Other good places to buy cheap clothes such as t-shirts, underwear and sock, mainstream shops such as Primark and Asda offer the best value, and you can be certain that what you want will almost certainly be in stock.


Londoners have two free morning newspapers on weekdays. The metro carries brief news stories along with TV listings and sports stories, while City AM is very much business orientated. The Standard has been free for a few years and is circulated from about 3 pm. It contains more in depth news and is more politically balanced than in the ‘paid’ days. Local areas have free weekly issues ranging from virtual advert sheets to those such as Camden New Journal which takes a campaigning line with wide coverage of local issues.

If you want internet access, most libraries offers up to an hour free each day to members.

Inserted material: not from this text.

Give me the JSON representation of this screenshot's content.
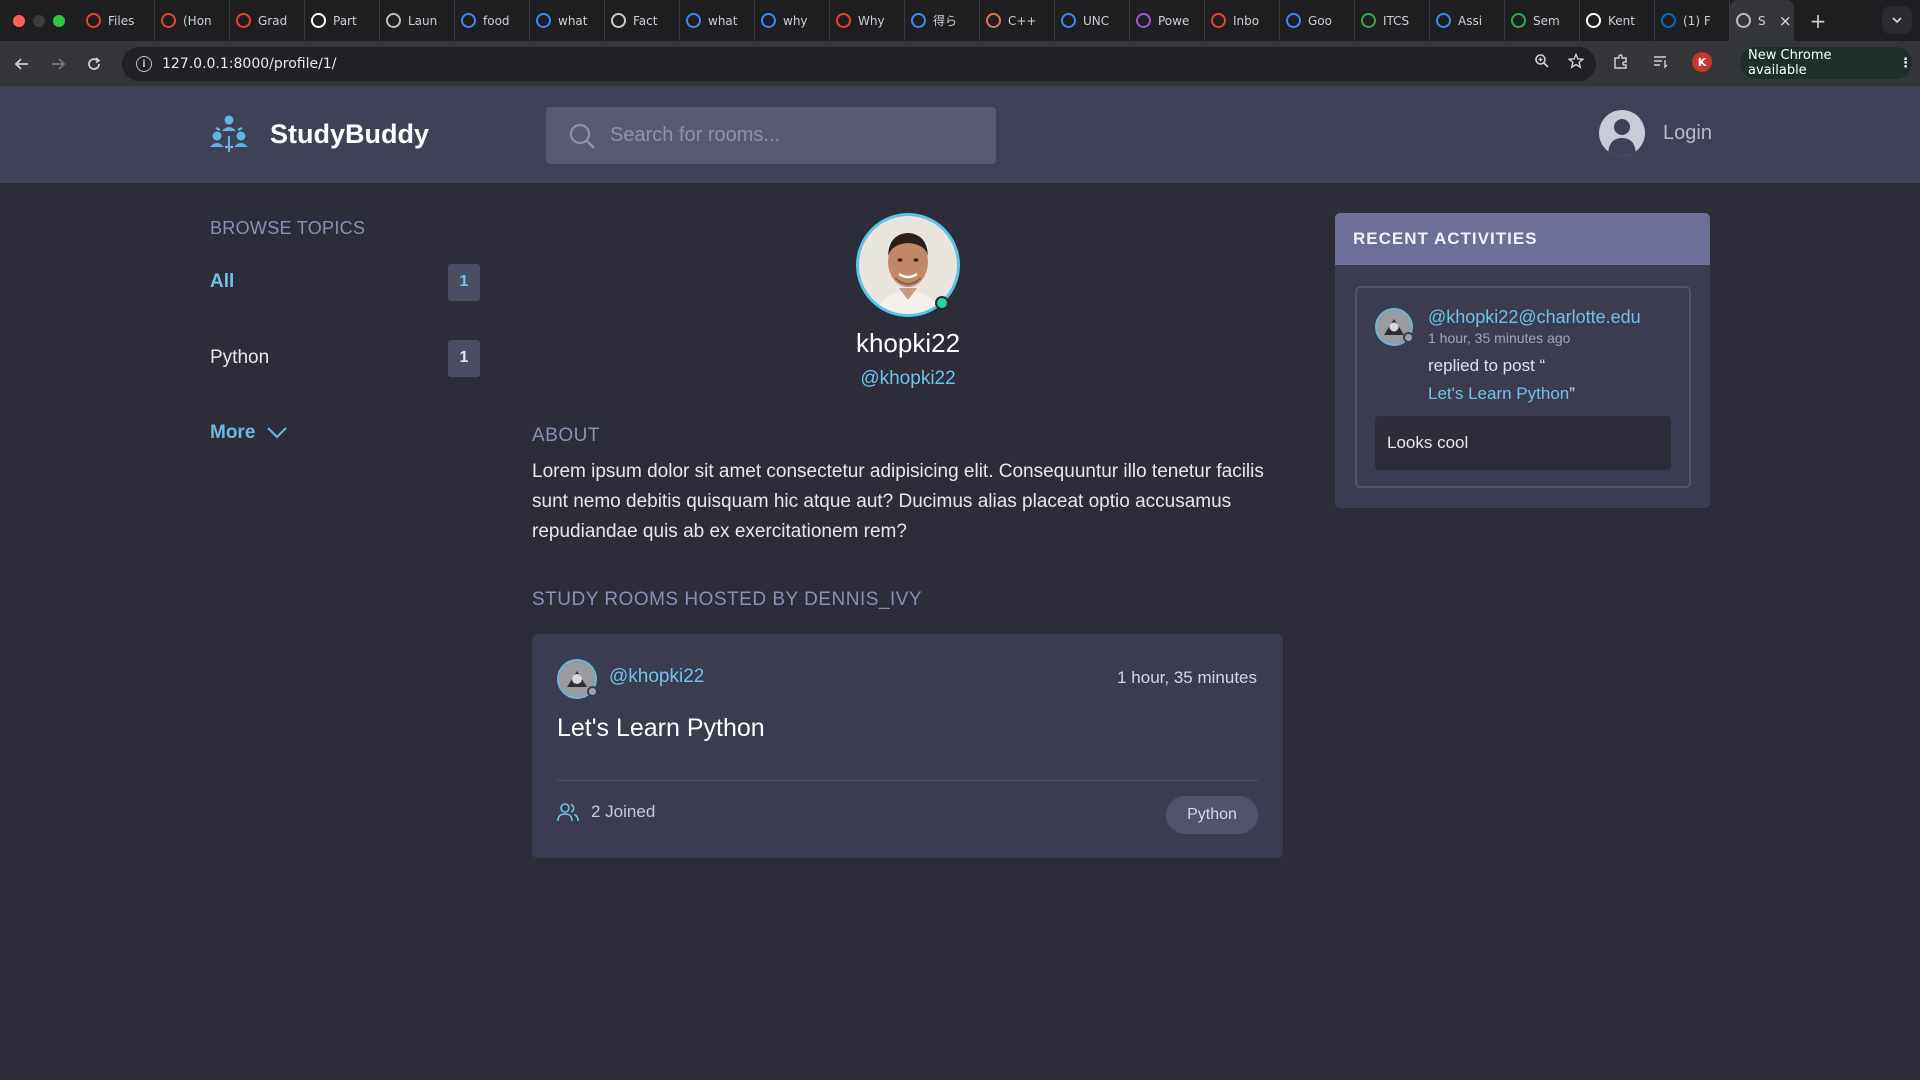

Travelling is very expensive in London. If you do need to travel often it may be well worth getting an Oyster Card. An Oyster Card will reduce the cost of each bus fare (the cheapest way of travelling in London is by bus) from the extortionate £ 2.20 single to £ 1.30 and you will pay a maximum of £ 4.00 a day for an unlimited number of bus journeys. Day travelcards are cheaper after 9.30 am on Monday to Friday and all day at Weekends and Bank Holidays if you need to use the tube, but can avoid the morning peak.

I hope in the next few weeks to add more suggestions and I’m happy to add yours. Please write to and let me know your tips in how to save money in London.